** Dataset extract follows **
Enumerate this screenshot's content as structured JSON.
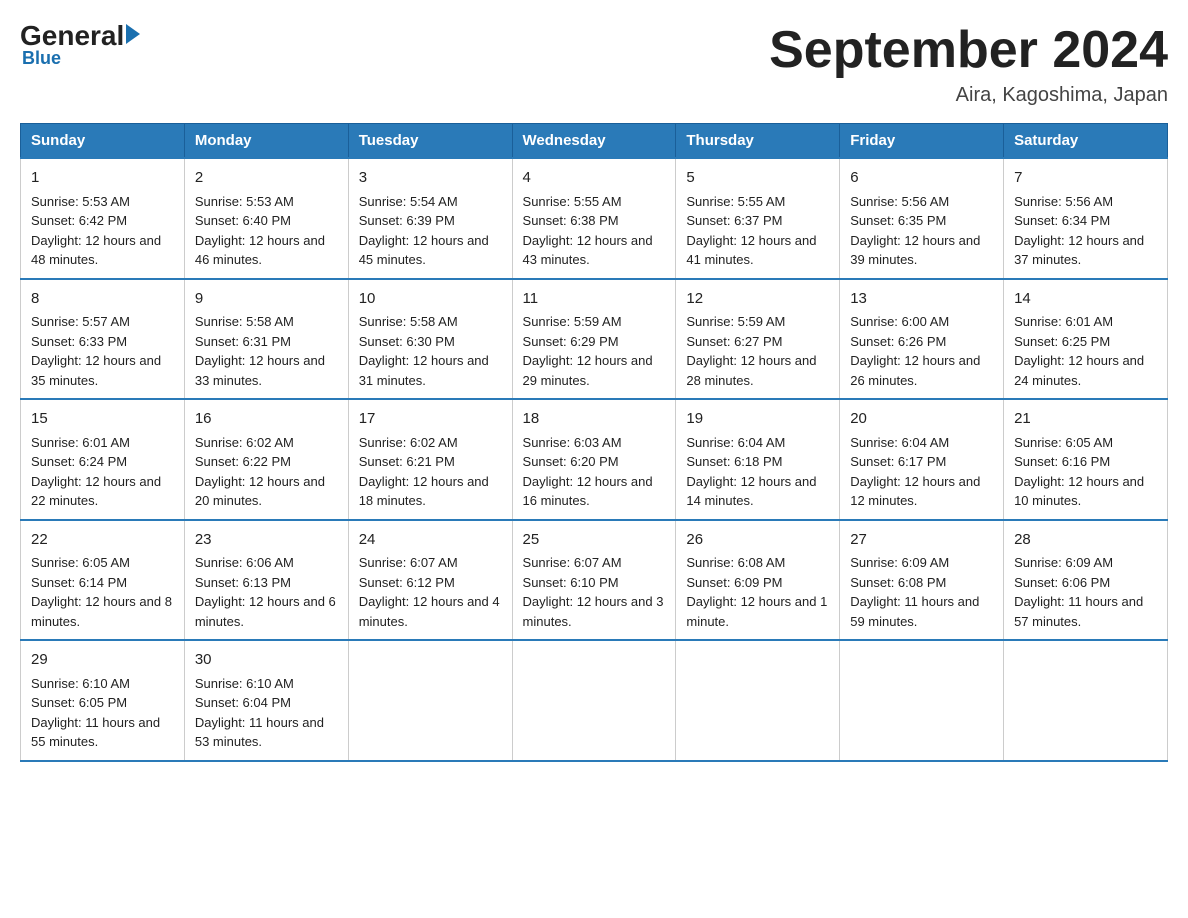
{
  "logo": {
    "general": "General",
    "blue": "Blue"
  },
  "header": {
    "title": "September 2024",
    "subtitle": "Aira, Kagoshima, Japan"
  },
  "weekdays": [
    "Sunday",
    "Monday",
    "Tuesday",
    "Wednesday",
    "Thursday",
    "Friday",
    "Saturday"
  ],
  "weeks": [
    [
      {
        "day": "1",
        "sunrise": "Sunrise: 5:53 AM",
        "sunset": "Sunset: 6:42 PM",
        "daylight": "Daylight: 12 hours and 48 minutes."
      },
      {
        "day": "2",
        "sunrise": "Sunrise: 5:53 AM",
        "sunset": "Sunset: 6:40 PM",
        "daylight": "Daylight: 12 hours and 46 minutes."
      },
      {
        "day": "3",
        "sunrise": "Sunrise: 5:54 AM",
        "sunset": "Sunset: 6:39 PM",
        "daylight": "Daylight: 12 hours and 45 minutes."
      },
      {
        "day": "4",
        "sunrise": "Sunrise: 5:55 AM",
        "sunset": "Sunset: 6:38 PM",
        "daylight": "Daylight: 12 hours and 43 minutes."
      },
      {
        "day": "5",
        "sunrise": "Sunrise: 5:55 AM",
        "sunset": "Sunset: 6:37 PM",
        "daylight": "Daylight: 12 hours and 41 minutes."
      },
      {
        "day": "6",
        "sunrise": "Sunrise: 5:56 AM",
        "sunset": "Sunset: 6:35 PM",
        "daylight": "Daylight: 12 hours and 39 minutes."
      },
      {
        "day": "7",
        "sunrise": "Sunrise: 5:56 AM",
        "sunset": "Sunset: 6:34 PM",
        "daylight": "Daylight: 12 hours and 37 minutes."
      }
    ],
    [
      {
        "day": "8",
        "sunrise": "Sunrise: 5:57 AM",
        "sunset": "Sunset: 6:33 PM",
        "daylight": "Daylight: 12 hours and 35 minutes."
      },
      {
        "day": "9",
        "sunrise": "Sunrise: 5:58 AM",
        "sunset": "Sunset: 6:31 PM",
        "daylight": "Daylight: 12 hours and 33 minutes."
      },
      {
        "day": "10",
        "sunrise": "Sunrise: 5:58 AM",
        "sunset": "Sunset: 6:30 PM",
        "daylight": "Daylight: 12 hours and 31 minutes."
      },
      {
        "day": "11",
        "sunrise": "Sunrise: 5:59 AM",
        "sunset": "Sunset: 6:29 PM",
        "daylight": "Daylight: 12 hours and 29 minutes."
      },
      {
        "day": "12",
        "sunrise": "Sunrise: 5:59 AM",
        "sunset": "Sunset: 6:27 PM",
        "daylight": "Daylight: 12 hours and 28 minutes."
      },
      {
        "day": "13",
        "sunrise": "Sunrise: 6:00 AM",
        "sunset": "Sunset: 6:26 PM",
        "daylight": "Daylight: 12 hours and 26 minutes."
      },
      {
        "day": "14",
        "sunrise": "Sunrise: 6:01 AM",
        "sunset": "Sunset: 6:25 PM",
        "daylight": "Daylight: 12 hours and 24 minutes."
      }
    ],
    [
      {
        "day": "15",
        "sunrise": "Sunrise: 6:01 AM",
        "sunset": "Sunset: 6:24 PM",
        "daylight": "Daylight: 12 hours and 22 minutes."
      },
      {
        "day": "16",
        "sunrise": "Sunrise: 6:02 AM",
        "sunset": "Sunset: 6:22 PM",
        "daylight": "Daylight: 12 hours and 20 minutes."
      },
      {
        "day": "17",
        "sunrise": "Sunrise: 6:02 AM",
        "sunset": "Sunset: 6:21 PM",
        "daylight": "Daylight: 12 hours and 18 minutes."
      },
      {
        "day": "18",
        "sunrise": "Sunrise: 6:03 AM",
        "sunset": "Sunset: 6:20 PM",
        "daylight": "Daylight: 12 hours and 16 minutes."
      },
      {
        "day": "19",
        "sunrise": "Sunrise: 6:04 AM",
        "sunset": "Sunset: 6:18 PM",
        "daylight": "Daylight: 12 hours and 14 minutes."
      },
      {
        "day": "20",
        "sunrise": "Sunrise: 6:04 AM",
        "sunset": "Sunset: 6:17 PM",
        "daylight": "Daylight: 12 hours and 12 minutes."
      },
      {
        "day": "21",
        "sunrise": "Sunrise: 6:05 AM",
        "sunset": "Sunset: 6:16 PM",
        "daylight": "Daylight: 12 hours and 10 minutes."
      }
    ],
    [
      {
        "day": "22",
        "sunrise": "Sunrise: 6:05 AM",
        "sunset": "Sunset: 6:14 PM",
        "daylight": "Daylight: 12 hours and 8 minutes."
      },
      {
        "day": "23",
        "sunrise": "Sunrise: 6:06 AM",
        "sunset": "Sunset: 6:13 PM",
        "daylight": "Daylight: 12 hours and 6 minutes."
      },
      {
        "day": "24",
        "sunrise": "Sunrise: 6:07 AM",
        "sunset": "Sunset: 6:12 PM",
        "daylight": "Daylight: 12 hours and 4 minutes."
      },
      {
        "day": "25",
        "sunrise": "Sunrise: 6:07 AM",
        "sunset": "Sunset: 6:10 PM",
        "daylight": "Daylight: 12 hours and 3 minutes."
      },
      {
        "day": "26",
        "sunrise": "Sunrise: 6:08 AM",
        "sunset": "Sunset: 6:09 PM",
        "daylight": "Daylight: 12 hours and 1 minute."
      },
      {
        "day": "27",
        "sunrise": "Sunrise: 6:09 AM",
        "sunset": "Sunset: 6:08 PM",
        "daylight": "Daylight: 11 hours and 59 minutes."
      },
      {
        "day": "28",
        "sunrise": "Sunrise: 6:09 AM",
        "sunset": "Sunset: 6:06 PM",
        "daylight": "Daylight: 11 hours and 57 minutes."
      }
    ],
    [
      {
        "day": "29",
        "sunrise": "Sunrise: 6:10 AM",
        "sunset": "Sunset: 6:05 PM",
        "daylight": "Daylight: 11 hours and 55 minutes."
      },
      {
        "day": "30",
        "sunrise": "Sunrise: 6:10 AM",
        "sunset": "Sunset: 6:04 PM",
        "daylight": "Daylight: 11 hours and 53 minutes."
      },
      null,
      null,
      null,
      null,
      null
    ]
  ]
}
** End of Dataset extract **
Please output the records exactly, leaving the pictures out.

• [Task solution]:
Enumerate this screenshot's content as structured JSON.
{
  "logo": {
    "general": "General",
    "blue": "Blue"
  },
  "header": {
    "title": "September 2024",
    "subtitle": "Aira, Kagoshima, Japan"
  },
  "weekdays": [
    "Sunday",
    "Monday",
    "Tuesday",
    "Wednesday",
    "Thursday",
    "Friday",
    "Saturday"
  ],
  "weeks": [
    [
      {
        "day": "1",
        "sunrise": "Sunrise: 5:53 AM",
        "sunset": "Sunset: 6:42 PM",
        "daylight": "Daylight: 12 hours and 48 minutes."
      },
      {
        "day": "2",
        "sunrise": "Sunrise: 5:53 AM",
        "sunset": "Sunset: 6:40 PM",
        "daylight": "Daylight: 12 hours and 46 minutes."
      },
      {
        "day": "3",
        "sunrise": "Sunrise: 5:54 AM",
        "sunset": "Sunset: 6:39 PM",
        "daylight": "Daylight: 12 hours and 45 minutes."
      },
      {
        "day": "4",
        "sunrise": "Sunrise: 5:55 AM",
        "sunset": "Sunset: 6:38 PM",
        "daylight": "Daylight: 12 hours and 43 minutes."
      },
      {
        "day": "5",
        "sunrise": "Sunrise: 5:55 AM",
        "sunset": "Sunset: 6:37 PM",
        "daylight": "Daylight: 12 hours and 41 minutes."
      },
      {
        "day": "6",
        "sunrise": "Sunrise: 5:56 AM",
        "sunset": "Sunset: 6:35 PM",
        "daylight": "Daylight: 12 hours and 39 minutes."
      },
      {
        "day": "7",
        "sunrise": "Sunrise: 5:56 AM",
        "sunset": "Sunset: 6:34 PM",
        "daylight": "Daylight: 12 hours and 37 minutes."
      }
    ],
    [
      {
        "day": "8",
        "sunrise": "Sunrise: 5:57 AM",
        "sunset": "Sunset: 6:33 PM",
        "daylight": "Daylight: 12 hours and 35 minutes."
      },
      {
        "day": "9",
        "sunrise": "Sunrise: 5:58 AM",
        "sunset": "Sunset: 6:31 PM",
        "daylight": "Daylight: 12 hours and 33 minutes."
      },
      {
        "day": "10",
        "sunrise": "Sunrise: 5:58 AM",
        "sunset": "Sunset: 6:30 PM",
        "daylight": "Daylight: 12 hours and 31 minutes."
      },
      {
        "day": "11",
        "sunrise": "Sunrise: 5:59 AM",
        "sunset": "Sunset: 6:29 PM",
        "daylight": "Daylight: 12 hours and 29 minutes."
      },
      {
        "day": "12",
        "sunrise": "Sunrise: 5:59 AM",
        "sunset": "Sunset: 6:27 PM",
        "daylight": "Daylight: 12 hours and 28 minutes."
      },
      {
        "day": "13",
        "sunrise": "Sunrise: 6:00 AM",
        "sunset": "Sunset: 6:26 PM",
        "daylight": "Daylight: 12 hours and 26 minutes."
      },
      {
        "day": "14",
        "sunrise": "Sunrise: 6:01 AM",
        "sunset": "Sunset: 6:25 PM",
        "daylight": "Daylight: 12 hours and 24 minutes."
      }
    ],
    [
      {
        "day": "15",
        "sunrise": "Sunrise: 6:01 AM",
        "sunset": "Sunset: 6:24 PM",
        "daylight": "Daylight: 12 hours and 22 minutes."
      },
      {
        "day": "16",
        "sunrise": "Sunrise: 6:02 AM",
        "sunset": "Sunset: 6:22 PM",
        "daylight": "Daylight: 12 hours and 20 minutes."
      },
      {
        "day": "17",
        "sunrise": "Sunrise: 6:02 AM",
        "sunset": "Sunset: 6:21 PM",
        "daylight": "Daylight: 12 hours and 18 minutes."
      },
      {
        "day": "18",
        "sunrise": "Sunrise: 6:03 AM",
        "sunset": "Sunset: 6:20 PM",
        "daylight": "Daylight: 12 hours and 16 minutes."
      },
      {
        "day": "19",
        "sunrise": "Sunrise: 6:04 AM",
        "sunset": "Sunset: 6:18 PM",
        "daylight": "Daylight: 12 hours and 14 minutes."
      },
      {
        "day": "20",
        "sunrise": "Sunrise: 6:04 AM",
        "sunset": "Sunset: 6:17 PM",
        "daylight": "Daylight: 12 hours and 12 minutes."
      },
      {
        "day": "21",
        "sunrise": "Sunrise: 6:05 AM",
        "sunset": "Sunset: 6:16 PM",
        "daylight": "Daylight: 12 hours and 10 minutes."
      }
    ],
    [
      {
        "day": "22",
        "sunrise": "Sunrise: 6:05 AM",
        "sunset": "Sunset: 6:14 PM",
        "daylight": "Daylight: 12 hours and 8 minutes."
      },
      {
        "day": "23",
        "sunrise": "Sunrise: 6:06 AM",
        "sunset": "Sunset: 6:13 PM",
        "daylight": "Daylight: 12 hours and 6 minutes."
      },
      {
        "day": "24",
        "sunrise": "Sunrise: 6:07 AM",
        "sunset": "Sunset: 6:12 PM",
        "daylight": "Daylight: 12 hours and 4 minutes."
      },
      {
        "day": "25",
        "sunrise": "Sunrise: 6:07 AM",
        "sunset": "Sunset: 6:10 PM",
        "daylight": "Daylight: 12 hours and 3 minutes."
      },
      {
        "day": "26",
        "sunrise": "Sunrise: 6:08 AM",
        "sunset": "Sunset: 6:09 PM",
        "daylight": "Daylight: 12 hours and 1 minute."
      },
      {
        "day": "27",
        "sunrise": "Sunrise: 6:09 AM",
        "sunset": "Sunset: 6:08 PM",
        "daylight": "Daylight: 11 hours and 59 minutes."
      },
      {
        "day": "28",
        "sunrise": "Sunrise: 6:09 AM",
        "sunset": "Sunset: 6:06 PM",
        "daylight": "Daylight: 11 hours and 57 minutes."
      }
    ],
    [
      {
        "day": "29",
        "sunrise": "Sunrise: 6:10 AM",
        "sunset": "Sunset: 6:05 PM",
        "daylight": "Daylight: 11 hours and 55 minutes."
      },
      {
        "day": "30",
        "sunrise": "Sunrise: 6:10 AM",
        "sunset": "Sunset: 6:04 PM",
        "daylight": "Daylight: 11 hours and 53 minutes."
      },
      null,
      null,
      null,
      null,
      null
    ]
  ]
}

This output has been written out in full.